We had a few photos taken then went back to Del’s to shower, before racing back in to London in my car to catch Lee Mitchell’s set at The Old Queens Head in Islington at 3:00. Despite releasing Lee’s single on my label Got Got Need Records last month, I’ve never actually seen Lee play live. True story. Thankfully he is very good. Del, Lee, Lee’s girlfriend Emmah and I all went out for food. I felt so ill from the weekend and Emmah was ill too so we just sat around feeling ill. I played at The Old Queens Head at 7:00 (it was an indie all-day gig thing) and had the usual joy of playing a London gig to a roomful of hipsters who would rather compare their scenester moustaches rather than listen to music. Alas, that’s London. I was grateful to be playing nonetheless. We went out for food again to a place that only serves sausages (what a great idea) and ate sausages. Then Emmah and I travelled back to Hampshire and I tried not to fall asleep at the wheel.
On Tuesday I answered emails, slept, and felt awful. My legs hurt something rotten.
On Wednesday I went to see my all-time favourite band The Rocket Summer at The Wedgewood Rooms in Portsmouth. I was kind of nervous about the gig because bands are rarely as good live as they are on record, and The Rocket Summer’s latest album Of Men and Angels has become my all-time favourite album over the past few months. So yeah, I didn’t want it to be rubbish and then for me to feel sad. However (despite a lacklustre drummer) the gig was amazing. It’s so refreshing to see an artist whose songs actually mean something, and who performs with integrity, honesty, humility, passion, power and above all, talent. There are so many people out there making music but so few people actually have anything to say, or want to elicit any kind of positive change. The set was so full of hope and positivity, and Bryce genuinely made his crowd feel special and valued. Bands often thank their crowds for coming, but how many of them actually realise that they’re nothing without their fans? I think Bryce gets it, and that was so good to see. Anyway, thank you Bryce for capping off an incredible few days and for making beautiful music.
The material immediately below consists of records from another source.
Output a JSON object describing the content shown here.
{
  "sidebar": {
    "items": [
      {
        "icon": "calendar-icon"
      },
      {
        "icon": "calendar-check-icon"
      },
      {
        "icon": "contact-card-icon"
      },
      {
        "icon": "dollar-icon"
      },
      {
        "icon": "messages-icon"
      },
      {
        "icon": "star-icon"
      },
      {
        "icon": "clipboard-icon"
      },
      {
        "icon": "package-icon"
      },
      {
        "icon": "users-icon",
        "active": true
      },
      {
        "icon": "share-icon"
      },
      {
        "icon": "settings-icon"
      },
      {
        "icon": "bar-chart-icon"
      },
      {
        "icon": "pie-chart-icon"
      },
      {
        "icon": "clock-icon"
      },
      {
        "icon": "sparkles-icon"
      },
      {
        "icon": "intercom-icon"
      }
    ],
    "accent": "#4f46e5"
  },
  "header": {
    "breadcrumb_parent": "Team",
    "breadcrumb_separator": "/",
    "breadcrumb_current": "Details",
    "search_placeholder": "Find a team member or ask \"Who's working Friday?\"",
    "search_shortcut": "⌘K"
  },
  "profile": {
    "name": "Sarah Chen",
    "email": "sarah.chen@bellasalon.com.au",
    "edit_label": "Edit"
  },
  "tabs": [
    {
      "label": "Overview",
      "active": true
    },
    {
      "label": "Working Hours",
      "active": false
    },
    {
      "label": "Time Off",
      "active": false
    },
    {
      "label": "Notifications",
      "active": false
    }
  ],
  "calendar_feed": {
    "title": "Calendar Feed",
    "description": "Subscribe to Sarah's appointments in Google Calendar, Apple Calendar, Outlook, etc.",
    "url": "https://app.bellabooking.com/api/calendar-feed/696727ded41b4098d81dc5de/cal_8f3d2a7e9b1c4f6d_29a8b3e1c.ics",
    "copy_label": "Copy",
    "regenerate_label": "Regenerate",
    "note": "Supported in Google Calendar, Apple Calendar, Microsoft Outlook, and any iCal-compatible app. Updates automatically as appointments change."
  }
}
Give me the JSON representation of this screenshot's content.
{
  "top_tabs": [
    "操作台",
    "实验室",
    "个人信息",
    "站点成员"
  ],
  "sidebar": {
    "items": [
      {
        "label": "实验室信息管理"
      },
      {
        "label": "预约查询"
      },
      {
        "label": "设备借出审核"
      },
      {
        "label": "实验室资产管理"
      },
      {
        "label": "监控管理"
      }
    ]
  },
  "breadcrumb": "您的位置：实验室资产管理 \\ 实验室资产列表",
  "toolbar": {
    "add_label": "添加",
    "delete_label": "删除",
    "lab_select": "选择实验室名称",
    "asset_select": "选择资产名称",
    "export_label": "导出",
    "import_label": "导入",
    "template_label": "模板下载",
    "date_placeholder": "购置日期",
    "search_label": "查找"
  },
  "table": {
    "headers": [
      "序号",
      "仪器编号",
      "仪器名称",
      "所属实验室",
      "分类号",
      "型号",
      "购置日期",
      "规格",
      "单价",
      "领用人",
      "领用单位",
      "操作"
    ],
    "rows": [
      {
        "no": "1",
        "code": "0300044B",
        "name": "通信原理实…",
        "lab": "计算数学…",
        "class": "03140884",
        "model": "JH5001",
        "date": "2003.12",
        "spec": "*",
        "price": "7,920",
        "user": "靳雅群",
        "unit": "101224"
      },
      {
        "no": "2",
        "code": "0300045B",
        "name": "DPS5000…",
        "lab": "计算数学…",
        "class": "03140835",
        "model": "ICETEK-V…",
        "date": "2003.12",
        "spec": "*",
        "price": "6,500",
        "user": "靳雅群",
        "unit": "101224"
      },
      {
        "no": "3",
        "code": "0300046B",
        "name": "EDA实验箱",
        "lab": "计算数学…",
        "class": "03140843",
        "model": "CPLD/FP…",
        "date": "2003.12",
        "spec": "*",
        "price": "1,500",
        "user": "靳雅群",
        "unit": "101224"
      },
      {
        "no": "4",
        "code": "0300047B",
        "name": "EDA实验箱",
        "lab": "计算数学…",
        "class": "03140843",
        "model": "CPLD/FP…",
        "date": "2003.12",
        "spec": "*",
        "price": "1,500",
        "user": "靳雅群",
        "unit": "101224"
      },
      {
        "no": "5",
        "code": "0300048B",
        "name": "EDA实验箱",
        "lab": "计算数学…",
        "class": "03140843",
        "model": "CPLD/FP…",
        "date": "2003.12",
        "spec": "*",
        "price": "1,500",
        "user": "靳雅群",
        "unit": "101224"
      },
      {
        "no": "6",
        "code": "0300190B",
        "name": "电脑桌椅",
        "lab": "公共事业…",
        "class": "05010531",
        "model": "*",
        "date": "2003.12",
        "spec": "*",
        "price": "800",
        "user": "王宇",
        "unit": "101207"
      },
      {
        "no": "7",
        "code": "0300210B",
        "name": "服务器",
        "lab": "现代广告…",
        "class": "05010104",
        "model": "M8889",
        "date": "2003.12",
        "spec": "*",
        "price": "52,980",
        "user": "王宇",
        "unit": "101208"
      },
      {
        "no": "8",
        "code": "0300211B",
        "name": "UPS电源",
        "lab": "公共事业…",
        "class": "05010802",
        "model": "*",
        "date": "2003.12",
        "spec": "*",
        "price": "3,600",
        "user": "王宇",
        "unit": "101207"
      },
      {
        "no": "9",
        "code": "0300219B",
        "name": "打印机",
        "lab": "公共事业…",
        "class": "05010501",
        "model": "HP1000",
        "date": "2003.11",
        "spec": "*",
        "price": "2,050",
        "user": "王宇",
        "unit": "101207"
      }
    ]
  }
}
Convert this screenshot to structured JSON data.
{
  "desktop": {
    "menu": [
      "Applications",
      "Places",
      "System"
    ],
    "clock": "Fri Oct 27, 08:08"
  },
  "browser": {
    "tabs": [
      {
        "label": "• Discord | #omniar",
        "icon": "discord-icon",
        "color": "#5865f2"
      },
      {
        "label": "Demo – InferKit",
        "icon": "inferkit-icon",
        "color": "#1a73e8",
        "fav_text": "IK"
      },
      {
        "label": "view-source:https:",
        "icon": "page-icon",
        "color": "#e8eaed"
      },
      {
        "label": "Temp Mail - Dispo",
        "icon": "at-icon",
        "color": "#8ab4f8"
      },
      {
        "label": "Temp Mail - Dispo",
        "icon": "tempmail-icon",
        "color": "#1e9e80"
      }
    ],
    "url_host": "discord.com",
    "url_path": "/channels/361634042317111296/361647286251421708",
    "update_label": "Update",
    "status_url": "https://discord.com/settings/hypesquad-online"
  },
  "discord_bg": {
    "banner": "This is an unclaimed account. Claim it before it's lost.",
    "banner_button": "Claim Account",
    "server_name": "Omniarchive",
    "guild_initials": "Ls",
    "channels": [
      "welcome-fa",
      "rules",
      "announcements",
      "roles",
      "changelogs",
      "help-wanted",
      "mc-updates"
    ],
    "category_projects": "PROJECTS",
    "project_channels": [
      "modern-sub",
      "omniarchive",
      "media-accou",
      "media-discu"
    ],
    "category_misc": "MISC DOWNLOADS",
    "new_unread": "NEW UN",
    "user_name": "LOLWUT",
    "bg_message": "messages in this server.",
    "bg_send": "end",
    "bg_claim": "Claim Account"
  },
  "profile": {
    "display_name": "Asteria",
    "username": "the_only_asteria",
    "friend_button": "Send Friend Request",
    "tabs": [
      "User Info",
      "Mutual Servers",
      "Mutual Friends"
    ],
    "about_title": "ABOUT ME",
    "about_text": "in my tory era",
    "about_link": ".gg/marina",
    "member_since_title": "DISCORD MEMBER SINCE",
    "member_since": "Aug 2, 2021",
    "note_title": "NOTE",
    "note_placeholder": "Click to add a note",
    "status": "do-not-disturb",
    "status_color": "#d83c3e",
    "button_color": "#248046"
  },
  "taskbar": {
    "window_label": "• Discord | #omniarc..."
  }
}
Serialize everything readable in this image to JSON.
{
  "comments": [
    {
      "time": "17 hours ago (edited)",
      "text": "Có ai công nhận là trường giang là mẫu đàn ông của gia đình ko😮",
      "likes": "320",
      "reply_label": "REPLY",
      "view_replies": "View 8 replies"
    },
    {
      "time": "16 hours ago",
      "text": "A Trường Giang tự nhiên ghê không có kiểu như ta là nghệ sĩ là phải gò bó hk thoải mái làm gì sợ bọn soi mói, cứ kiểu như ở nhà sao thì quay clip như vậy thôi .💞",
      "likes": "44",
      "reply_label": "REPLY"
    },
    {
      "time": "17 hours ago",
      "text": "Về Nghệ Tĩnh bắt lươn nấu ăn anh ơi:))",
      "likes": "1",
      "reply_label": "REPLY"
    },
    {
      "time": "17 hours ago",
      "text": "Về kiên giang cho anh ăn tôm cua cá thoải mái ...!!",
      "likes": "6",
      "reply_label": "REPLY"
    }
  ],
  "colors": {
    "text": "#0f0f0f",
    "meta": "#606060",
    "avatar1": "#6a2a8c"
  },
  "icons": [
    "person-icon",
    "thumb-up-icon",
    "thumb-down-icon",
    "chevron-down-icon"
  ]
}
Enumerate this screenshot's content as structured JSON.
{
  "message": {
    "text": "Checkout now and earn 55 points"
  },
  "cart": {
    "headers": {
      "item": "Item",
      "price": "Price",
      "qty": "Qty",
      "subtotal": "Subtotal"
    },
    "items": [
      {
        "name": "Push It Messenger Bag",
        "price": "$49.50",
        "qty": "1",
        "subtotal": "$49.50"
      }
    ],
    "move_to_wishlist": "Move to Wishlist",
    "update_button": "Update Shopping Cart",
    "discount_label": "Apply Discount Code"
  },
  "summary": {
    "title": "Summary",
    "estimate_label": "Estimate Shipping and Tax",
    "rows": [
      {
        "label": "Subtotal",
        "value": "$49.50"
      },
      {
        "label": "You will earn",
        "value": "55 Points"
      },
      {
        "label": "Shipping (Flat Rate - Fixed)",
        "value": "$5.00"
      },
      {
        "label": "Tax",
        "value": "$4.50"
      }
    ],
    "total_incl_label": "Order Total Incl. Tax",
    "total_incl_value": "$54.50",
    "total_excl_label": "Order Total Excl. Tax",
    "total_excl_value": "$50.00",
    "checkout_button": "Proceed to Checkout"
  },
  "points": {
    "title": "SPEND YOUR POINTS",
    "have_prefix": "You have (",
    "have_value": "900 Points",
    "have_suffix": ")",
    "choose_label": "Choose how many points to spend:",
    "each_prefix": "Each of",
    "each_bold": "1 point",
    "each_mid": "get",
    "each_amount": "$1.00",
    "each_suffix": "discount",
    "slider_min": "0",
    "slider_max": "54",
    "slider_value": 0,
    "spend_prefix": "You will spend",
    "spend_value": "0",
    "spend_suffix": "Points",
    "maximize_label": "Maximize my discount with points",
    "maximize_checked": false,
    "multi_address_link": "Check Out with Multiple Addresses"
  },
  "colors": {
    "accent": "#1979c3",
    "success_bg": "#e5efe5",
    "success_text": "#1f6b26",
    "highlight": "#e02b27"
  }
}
If uplifting pop-rock is your thing, and it probably is, then you should check out the new Rocket Summer album on Spotify right here. It’s my favourite album. Maybe you will like it too.